“Talesof the Mighty Code Talkers: Volume One” (2016), published by Native Realities, edited by Arigon Starr and featuring the work of Theo Tso, Jonathan Nelson, Kristina Bad Hand, Roy Boney Jr., Lee Francis IV, Johnnie Diacon, Weshoyot Alvitre, Renee Nejo, and Michael Sheyahshe.
“Tales of the Mighty Code Talkers: Volume One” details the tremendous contribution of Native Americans in wartime. Based on true stories, this graphic novel features nine original stories by Native American artists and writers documenting the heroic tales of Code Talkers from World War I through the Korean Conflict. The graphic novel also features a history of the Code Talkers and a lesson plan for teachers who wish to use the book to teach students about the struggle and accomplishments of our nation’s Native American heroes.
The 2018 Middle Grade Honor Book is “The Wool of Jonesy Part 1,” written and illustrated by Jonathan Nelson, Native Realities.
2018 AILA Best Young Adult Book“#Not Your Princess: Voices of Native American Women,” published by Annick Press, edited by Lisa Charleyboy and Mary Beth Leatherdale.

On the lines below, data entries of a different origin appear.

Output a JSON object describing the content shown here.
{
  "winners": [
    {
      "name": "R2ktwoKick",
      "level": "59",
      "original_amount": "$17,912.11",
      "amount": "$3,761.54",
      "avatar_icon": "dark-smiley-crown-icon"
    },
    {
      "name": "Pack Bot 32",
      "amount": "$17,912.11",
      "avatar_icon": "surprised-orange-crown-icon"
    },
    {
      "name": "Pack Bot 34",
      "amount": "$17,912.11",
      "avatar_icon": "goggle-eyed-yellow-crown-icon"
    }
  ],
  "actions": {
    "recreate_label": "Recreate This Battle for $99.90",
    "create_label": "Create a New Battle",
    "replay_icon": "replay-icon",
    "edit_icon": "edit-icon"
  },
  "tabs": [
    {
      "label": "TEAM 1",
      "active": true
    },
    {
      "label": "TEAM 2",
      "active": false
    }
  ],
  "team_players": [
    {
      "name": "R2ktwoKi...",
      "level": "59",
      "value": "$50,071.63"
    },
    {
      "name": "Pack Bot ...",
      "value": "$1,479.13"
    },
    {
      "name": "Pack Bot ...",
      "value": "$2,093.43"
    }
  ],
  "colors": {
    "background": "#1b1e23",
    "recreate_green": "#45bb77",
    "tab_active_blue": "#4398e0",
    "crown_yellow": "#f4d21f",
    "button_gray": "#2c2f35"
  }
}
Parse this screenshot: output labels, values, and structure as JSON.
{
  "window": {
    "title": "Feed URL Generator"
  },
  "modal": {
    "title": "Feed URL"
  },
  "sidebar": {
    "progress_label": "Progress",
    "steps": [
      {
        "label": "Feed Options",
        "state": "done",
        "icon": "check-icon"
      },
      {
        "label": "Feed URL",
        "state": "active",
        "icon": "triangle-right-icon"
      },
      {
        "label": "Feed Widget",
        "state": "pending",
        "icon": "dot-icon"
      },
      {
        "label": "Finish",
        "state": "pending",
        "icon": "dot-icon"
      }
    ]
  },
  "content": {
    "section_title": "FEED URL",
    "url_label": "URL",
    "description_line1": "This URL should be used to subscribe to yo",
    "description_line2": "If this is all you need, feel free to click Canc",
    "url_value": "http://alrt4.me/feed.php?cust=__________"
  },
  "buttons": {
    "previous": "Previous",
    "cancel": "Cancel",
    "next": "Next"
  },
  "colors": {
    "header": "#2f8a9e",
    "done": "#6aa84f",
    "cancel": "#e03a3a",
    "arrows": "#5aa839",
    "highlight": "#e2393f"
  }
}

Whether looking back to a troubled past or welcoming a hopeful future, the powerful voices of Indigenous women across North America resound in this book. In the same style as the best-selling “Dreaming in Indian,” “#NotYourPrincess” presents an eclectic collection of poems, essays, interviews, and art that combine to express the experience of being a Native woman. Stories of abuse, humiliation, and stereotyping are countered by the voices of passionate women making themselves heard.
2018 Young Adult Honor Booksinclude “Love Beyond Body, Space, and Time: An Indigenous LGBT Sci-Fi Anthology,” edited by Hope Nicholson, Bedside Press; “Marrow Thieves,” written by Cherie Dimaline, DCB (submitted by Orca Books); and “Fire Starters,” written by Jen Storm, illustrated by Scott B. Henderson, and color artist Donovan Yaciuk, HighWater Press.
Recognized worldwide for the high quality they represent, the ALA Youth Media Awards, including the prestigious Coretta Scott King Book, Caldecott, Newbery, and Printz Awards, guide parents, educators, librarians, and others in selecting the best materials for youth. Award winners rarely go out of print and stay on library shelves for decades to come.
For more information regarding the ALA Youth Media Awards, please visit ILoveLibraries.org/yma.
The American Indian Library Association, an affiliate of the ALA, is a membership action group that addresses the library-related needs of American Indians and Alaska Natives. Members are individuals and institutions interested in the development of programs to improve library cultural and informational services in school, public,and academic libraries. AILA is committed to disseminating information about Indian cultures, languages, values, and traditions to the library community.https://ailanet.org/.